“‘Masculinities: Liberation through Photography’ is an ambitious group exhibition on the subject of masculinity that explorest the myriad ways that masculinity is experienced, performed and constructed through film and photography from the 1960s to the present day.”, FOMU says.
The exhibition includes over fifty pioneering international artists, photographers and filmmakers, including Richard Avedon, Rineke Dijkstra, Peter Hujar, Isaac Julien, Rotimi Fani-Kayode, Robert Mapplethorpe, Catherine Opie and Wolfgang Tillmans.
“Masculinities challenges societal expectations and gender norms. The exhibition rejects the concept of ‘the ideal man’ and presents the argument for multiple forms of masculinity. At a time when the media is fascinated by terms such as ‘toxic’ and ‘fragile’ masculinity, this exhibition examines the masculine in all its complexity, touching on themes of queer identity, power and patriarchy, hypermasculine stereotypes, the black body, fatherhood, and the female gaze. ”
The exhibition was created by the Barbican Centre in London and curated by Alona Pardo. This exhibition has previously been shown at Martin-Gropius Bau in Berlin and Les Rencontres de la Photographie in Arles in France.

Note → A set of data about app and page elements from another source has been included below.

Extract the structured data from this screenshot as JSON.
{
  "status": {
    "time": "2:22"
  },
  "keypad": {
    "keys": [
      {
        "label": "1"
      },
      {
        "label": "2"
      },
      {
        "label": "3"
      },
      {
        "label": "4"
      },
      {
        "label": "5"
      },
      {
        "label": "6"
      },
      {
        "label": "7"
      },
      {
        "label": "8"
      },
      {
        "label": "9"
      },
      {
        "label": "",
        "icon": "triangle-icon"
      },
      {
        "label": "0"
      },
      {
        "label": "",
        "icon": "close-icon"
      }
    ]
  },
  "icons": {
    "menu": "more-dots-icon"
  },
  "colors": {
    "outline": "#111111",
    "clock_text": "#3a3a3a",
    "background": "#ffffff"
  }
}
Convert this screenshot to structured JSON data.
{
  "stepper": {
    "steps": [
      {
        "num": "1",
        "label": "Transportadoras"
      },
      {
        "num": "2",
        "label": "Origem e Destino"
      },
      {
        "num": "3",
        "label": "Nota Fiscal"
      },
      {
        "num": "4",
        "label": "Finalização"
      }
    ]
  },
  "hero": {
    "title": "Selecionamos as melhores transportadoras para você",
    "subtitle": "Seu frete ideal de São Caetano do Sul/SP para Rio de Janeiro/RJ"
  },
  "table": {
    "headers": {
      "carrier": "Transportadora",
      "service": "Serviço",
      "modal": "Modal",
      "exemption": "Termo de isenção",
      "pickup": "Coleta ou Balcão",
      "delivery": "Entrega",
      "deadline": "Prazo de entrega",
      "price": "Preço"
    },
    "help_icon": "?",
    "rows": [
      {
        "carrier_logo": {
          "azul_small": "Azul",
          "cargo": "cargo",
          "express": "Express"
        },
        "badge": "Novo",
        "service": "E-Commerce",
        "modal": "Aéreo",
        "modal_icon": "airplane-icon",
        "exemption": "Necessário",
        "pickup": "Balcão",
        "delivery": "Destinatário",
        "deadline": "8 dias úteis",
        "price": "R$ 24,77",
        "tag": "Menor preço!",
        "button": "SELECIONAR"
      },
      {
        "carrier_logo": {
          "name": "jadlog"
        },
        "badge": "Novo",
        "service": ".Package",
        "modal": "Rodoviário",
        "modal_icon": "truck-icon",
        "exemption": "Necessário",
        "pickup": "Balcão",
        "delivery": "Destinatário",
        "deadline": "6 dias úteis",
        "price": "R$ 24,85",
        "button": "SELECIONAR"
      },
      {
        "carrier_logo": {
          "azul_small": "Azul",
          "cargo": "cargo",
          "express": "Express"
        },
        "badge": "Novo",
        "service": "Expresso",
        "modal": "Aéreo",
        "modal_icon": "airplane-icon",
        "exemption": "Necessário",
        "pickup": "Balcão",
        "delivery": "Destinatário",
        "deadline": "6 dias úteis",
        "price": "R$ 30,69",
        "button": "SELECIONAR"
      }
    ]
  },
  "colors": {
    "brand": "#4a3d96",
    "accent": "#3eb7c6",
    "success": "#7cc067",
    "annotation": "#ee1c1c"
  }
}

In co-creation with artist and entrepreneur Jaouad Alloul, FOMU has put together an extensive list of activities. Various speakers and artists will shine their light on what masculinities can mean today in a multi-voice program.
One could register for the opening night, on Thursday 21 October, so I did. Thanh had spotted this opportunity.
In an event under the Covid Safe Ticket umbrella, the night comprised opening speeches by curator Alona Pardo, museum director Maartje Stubbe and activities coordinator Jaouad Alloul.
For Pardo, masculinities – in plural – have changed a lot since the 1960s. “There are many ways of being or becoming a man”.
Alloul asked to ask ourselves if we behave as we behave by choice or by convention.
There was a performance by Joppe De Campeneere and Alloul. Joppe De Campeneere is a vocal person on social media on gender identity issues.
After the exhibition, All The Lovers held an afterparty.
The exhibition is quite comprehensive. ‘Masculinities’ comprises several sections, such as men seen by women, queer perspective, the black body, family, the army, sports, youth, power, patriarchy, gentlemen’s clubs, the 1970s and so many more.
The exhibition space is smartly divided into corridors and sections, allowing many works of art to be exhibited.
Absolutely worth a visit.